Data Block Start
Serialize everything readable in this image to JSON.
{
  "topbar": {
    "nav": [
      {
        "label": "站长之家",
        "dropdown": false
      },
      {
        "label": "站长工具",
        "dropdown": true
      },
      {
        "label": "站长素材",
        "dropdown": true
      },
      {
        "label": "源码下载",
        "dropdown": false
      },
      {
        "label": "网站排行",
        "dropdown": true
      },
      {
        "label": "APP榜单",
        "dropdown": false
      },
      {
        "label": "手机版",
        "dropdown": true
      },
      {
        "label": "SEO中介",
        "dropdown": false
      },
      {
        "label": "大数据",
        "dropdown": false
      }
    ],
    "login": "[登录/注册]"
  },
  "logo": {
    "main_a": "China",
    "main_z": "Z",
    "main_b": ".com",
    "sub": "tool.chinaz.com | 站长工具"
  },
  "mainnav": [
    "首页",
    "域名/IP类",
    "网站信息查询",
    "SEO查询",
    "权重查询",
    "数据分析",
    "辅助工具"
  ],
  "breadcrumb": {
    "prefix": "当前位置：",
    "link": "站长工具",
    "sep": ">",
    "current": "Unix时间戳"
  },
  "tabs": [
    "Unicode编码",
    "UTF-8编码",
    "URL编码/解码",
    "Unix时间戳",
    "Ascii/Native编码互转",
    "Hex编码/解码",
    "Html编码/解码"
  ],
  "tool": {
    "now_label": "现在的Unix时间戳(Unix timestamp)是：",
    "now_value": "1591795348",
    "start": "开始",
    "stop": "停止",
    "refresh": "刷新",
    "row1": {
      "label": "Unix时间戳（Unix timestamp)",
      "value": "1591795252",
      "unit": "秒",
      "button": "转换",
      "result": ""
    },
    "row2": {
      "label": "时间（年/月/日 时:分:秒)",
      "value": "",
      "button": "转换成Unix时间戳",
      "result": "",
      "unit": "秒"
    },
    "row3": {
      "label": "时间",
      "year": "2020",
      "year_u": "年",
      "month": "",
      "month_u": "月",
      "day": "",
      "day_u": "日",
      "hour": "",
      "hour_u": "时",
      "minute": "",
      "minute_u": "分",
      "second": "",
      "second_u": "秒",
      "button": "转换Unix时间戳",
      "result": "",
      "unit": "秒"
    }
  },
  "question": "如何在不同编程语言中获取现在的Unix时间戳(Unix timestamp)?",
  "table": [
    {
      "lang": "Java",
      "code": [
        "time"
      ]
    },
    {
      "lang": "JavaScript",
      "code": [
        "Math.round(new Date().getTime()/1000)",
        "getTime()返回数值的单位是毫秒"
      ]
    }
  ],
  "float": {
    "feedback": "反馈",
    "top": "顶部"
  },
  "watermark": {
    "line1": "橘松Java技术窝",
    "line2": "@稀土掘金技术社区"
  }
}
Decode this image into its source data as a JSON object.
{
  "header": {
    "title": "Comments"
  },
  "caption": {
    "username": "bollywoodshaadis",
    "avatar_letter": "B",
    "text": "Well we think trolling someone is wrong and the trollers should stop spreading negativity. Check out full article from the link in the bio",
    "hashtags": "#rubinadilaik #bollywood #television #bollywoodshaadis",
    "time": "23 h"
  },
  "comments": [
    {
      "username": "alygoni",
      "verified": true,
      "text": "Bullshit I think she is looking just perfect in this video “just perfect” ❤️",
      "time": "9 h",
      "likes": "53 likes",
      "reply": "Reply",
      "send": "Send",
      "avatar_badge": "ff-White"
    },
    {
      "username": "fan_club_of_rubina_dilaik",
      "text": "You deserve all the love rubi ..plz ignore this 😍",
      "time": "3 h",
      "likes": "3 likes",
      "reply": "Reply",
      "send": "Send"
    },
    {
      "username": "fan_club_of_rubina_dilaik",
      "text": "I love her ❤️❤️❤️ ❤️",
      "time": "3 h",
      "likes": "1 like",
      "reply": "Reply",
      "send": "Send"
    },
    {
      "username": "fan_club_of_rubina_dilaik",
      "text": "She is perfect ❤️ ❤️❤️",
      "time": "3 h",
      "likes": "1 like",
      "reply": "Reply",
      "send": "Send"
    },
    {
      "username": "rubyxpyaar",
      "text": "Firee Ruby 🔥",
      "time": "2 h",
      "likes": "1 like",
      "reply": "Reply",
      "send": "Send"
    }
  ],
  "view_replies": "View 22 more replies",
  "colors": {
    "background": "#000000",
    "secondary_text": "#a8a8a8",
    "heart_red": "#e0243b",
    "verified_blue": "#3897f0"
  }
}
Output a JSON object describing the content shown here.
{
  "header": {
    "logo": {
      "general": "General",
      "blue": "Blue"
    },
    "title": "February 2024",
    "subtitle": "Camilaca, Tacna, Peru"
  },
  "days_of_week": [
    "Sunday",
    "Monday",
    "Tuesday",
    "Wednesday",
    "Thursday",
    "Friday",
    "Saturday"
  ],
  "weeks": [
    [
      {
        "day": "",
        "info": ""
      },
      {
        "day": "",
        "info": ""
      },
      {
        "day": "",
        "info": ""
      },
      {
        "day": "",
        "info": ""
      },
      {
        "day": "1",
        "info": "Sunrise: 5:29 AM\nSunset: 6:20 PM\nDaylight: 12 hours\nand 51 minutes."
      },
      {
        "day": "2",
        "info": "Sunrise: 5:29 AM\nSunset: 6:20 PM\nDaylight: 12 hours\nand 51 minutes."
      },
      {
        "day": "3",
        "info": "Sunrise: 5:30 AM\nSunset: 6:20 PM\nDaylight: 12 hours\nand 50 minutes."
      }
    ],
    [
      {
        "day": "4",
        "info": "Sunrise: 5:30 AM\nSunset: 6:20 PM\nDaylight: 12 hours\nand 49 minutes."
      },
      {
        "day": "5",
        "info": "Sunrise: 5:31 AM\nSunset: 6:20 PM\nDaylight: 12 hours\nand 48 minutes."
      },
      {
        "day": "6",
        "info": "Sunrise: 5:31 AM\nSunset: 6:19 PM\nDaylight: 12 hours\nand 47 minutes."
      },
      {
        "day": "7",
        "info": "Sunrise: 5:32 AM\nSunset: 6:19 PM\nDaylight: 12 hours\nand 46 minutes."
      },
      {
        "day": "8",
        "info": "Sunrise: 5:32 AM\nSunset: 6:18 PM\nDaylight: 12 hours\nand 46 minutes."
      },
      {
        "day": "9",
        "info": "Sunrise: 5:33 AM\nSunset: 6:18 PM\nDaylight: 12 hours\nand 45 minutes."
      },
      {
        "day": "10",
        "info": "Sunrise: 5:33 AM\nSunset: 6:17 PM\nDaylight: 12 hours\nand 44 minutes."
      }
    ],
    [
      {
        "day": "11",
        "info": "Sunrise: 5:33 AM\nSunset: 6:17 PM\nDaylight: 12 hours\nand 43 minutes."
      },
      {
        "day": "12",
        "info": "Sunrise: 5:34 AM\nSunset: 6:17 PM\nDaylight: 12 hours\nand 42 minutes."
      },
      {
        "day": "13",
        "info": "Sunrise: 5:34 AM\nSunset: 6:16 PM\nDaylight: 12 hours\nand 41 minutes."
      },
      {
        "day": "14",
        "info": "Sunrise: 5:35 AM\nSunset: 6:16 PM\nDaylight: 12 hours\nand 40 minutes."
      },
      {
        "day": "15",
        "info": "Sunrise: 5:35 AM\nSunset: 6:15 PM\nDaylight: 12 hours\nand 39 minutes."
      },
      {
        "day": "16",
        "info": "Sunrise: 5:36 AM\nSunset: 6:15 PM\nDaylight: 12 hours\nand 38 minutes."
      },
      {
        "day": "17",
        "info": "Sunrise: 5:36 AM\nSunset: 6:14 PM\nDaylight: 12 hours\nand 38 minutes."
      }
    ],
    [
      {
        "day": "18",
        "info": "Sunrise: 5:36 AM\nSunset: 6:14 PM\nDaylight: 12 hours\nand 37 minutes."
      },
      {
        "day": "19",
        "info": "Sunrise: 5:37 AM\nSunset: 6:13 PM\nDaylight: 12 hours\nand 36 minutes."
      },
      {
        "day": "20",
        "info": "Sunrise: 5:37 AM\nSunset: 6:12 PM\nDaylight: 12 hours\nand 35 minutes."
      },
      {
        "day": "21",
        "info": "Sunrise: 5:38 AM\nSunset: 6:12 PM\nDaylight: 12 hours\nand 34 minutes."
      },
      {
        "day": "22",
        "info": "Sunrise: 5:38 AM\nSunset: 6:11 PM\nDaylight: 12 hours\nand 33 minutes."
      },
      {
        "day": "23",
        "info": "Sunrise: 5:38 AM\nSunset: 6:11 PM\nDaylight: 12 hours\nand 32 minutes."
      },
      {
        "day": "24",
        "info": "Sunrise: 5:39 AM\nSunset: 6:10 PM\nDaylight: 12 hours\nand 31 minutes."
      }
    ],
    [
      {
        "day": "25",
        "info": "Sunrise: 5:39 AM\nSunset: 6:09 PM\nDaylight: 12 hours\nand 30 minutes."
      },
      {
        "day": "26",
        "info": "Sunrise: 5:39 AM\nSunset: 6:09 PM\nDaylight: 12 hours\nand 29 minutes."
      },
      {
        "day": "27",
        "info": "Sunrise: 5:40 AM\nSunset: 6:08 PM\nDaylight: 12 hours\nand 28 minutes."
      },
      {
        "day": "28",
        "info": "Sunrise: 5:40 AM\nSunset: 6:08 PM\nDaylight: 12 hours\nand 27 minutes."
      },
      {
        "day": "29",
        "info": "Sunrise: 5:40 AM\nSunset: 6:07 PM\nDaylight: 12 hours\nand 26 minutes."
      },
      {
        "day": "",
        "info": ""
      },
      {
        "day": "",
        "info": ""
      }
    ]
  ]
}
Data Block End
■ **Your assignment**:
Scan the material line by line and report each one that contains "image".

■ **Result of the exercise**:
Serialize everything readable in this image to JSON.
Decode this image into its source data as a JSON object.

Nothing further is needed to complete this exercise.